──────── Recorded information ────────

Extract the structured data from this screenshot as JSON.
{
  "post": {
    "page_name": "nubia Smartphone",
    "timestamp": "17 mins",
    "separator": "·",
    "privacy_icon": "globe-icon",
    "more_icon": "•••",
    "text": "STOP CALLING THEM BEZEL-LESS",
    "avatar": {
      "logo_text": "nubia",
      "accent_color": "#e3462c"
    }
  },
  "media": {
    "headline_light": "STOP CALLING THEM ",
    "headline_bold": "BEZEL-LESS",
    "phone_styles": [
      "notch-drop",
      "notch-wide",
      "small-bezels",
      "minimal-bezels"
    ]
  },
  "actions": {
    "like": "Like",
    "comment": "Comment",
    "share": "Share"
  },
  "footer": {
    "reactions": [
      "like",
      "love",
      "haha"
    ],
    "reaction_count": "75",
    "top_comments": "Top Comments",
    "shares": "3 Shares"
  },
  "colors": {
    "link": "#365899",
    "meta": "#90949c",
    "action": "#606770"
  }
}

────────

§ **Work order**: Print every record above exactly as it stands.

§ **Result of this exercise**:
Extract the structured data from this screenshot as JSON.
{
  "post": {
    "page_name": "nubia Smartphone",
    "timestamp": "17 mins",
    "separator": "·",
    "privacy_icon": "globe-icon",
    "more_icon": "•••",
    "text": "STOP CALLING THEM BEZEL-LESS",
    "avatar": {
      "logo_text": "nubia",
      "accent_color": "#e3462c"
    }
  },
  "media": {
    "headline_light": "STOP CALLING THEM ",
    "headline_bold": "BEZEL-LESS",
    "phone_styles": [
      "notch-drop",
      "notch-wide",
      "small-bezels",
      "minimal-bezels"
    ]
  },
  "actions": {
    "like": "Like",
    "comment": "Comment",
    "share": "Share"
  },
  "footer": {
    "reactions": [
      "like",
      "love",
      "haha"
    ],
    "reaction_count": "75",
    "top_comments": "Top Comments",
    "shares": "3 Shares"
  },
  "colors": {
    "link": "#365899",
    "meta": "#90949c",
    "action": "#606770"
  }
}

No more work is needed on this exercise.